§ **What the exercise asks**
In full and without alteration, output each record given here.

[Stored dataset items]
---*---

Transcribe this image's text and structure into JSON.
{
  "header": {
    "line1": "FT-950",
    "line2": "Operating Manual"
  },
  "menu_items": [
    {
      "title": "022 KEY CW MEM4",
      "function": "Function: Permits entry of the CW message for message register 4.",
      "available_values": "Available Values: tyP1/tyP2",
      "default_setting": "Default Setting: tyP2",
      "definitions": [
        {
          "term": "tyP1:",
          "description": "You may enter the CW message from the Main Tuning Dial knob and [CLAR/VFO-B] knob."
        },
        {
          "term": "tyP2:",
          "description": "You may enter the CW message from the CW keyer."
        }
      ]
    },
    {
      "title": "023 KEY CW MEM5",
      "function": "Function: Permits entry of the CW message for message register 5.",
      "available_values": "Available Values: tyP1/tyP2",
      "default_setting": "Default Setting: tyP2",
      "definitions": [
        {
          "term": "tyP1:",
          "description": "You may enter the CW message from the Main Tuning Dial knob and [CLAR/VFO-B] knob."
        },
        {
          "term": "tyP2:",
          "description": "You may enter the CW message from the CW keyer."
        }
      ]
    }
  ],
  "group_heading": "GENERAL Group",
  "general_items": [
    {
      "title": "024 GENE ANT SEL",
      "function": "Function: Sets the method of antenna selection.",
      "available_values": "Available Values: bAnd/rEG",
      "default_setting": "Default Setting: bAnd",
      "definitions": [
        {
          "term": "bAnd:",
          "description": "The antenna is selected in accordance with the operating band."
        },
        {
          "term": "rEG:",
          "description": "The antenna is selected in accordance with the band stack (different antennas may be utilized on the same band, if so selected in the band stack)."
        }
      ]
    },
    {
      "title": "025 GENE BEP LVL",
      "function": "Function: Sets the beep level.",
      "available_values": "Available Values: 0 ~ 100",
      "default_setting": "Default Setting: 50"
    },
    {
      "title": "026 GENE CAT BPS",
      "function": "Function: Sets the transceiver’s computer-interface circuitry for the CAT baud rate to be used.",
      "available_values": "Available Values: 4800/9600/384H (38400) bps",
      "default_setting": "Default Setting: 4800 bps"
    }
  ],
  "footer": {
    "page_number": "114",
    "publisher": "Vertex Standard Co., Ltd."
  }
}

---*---

§ **Output for this task**
Transcribe this image's text and structure into JSON.
{
  "header": {
    "line1": "FT-950",
    "line2": "Operating Manual"
  },
  "menu_items": [
    {
      "title": "022 KEY CW MEM4",
      "function": "Function: Permits entry of the CW message for message register 4.",
      "available_values": "Available Values: tyP1/tyP2",
      "default_setting": "Default Setting: tyP2",
      "definitions": [
        {
          "term": "tyP1:",
          "description": "You may enter the CW message from the Main Tuning Dial knob and [CLAR/VFO-B] knob."
        },
        {
          "term": "tyP2:",
          "description": "You may enter the CW message from the CW keyer."
        }
      ]
    },
    {
      "title": "023 KEY CW MEM5",
      "function": "Function: Permits entry of the CW message for message register 5.",
      "available_values": "Available Values: tyP1/tyP2",
      "default_setting": "Default Setting: tyP2",
      "definitions": [
        {
          "term": "tyP1:",
          "description": "You may enter the CW message from the Main Tuning Dial knob and [CLAR/VFO-B] knob."
        },
        {
          "term": "tyP2:",
          "description": "You may enter the CW message from the CW keyer."
        }
      ]
    }
  ],
  "group_heading": "GENERAL Group",
  "general_items": [
    {
      "title": "024 GENE ANT SEL",
      "function": "Function: Sets the method of antenna selection.",
      "available_values": "Available Values: bAnd/rEG",
      "default_setting": "Default Setting: bAnd",
      "definitions": [
        {
          "term": "bAnd:",
          "description": "The antenna is selected in accordance with the operating band."
        },
        {
          "term": "rEG:",
          "description": "The antenna is selected in accordance with the band stack (different antennas may be utilized on the same band, if so selected in the band stack)."
        }
      ]
    },
    {
      "title": "025 GENE BEP LVL",
      "function": "Function: Sets the beep level.",
      "available_values": "Available Values: 0 ~ 100",
      "default_setting": "Default Setting: 50"
    },
    {
      "title": "026 GENE CAT BPS",
      "function": "Function: Sets the transceiver’s computer-interface circuitry for the CAT baud rate to be used.",
      "available_values": "Available Values: 4800/9600/384H (38400) bps",
      "default_setting": "Default Setting: 4800 bps"
    }
  ],
  "footer": {
    "page_number": "114",
    "publisher": "Vertex Standard Co., Ltd."
  }
}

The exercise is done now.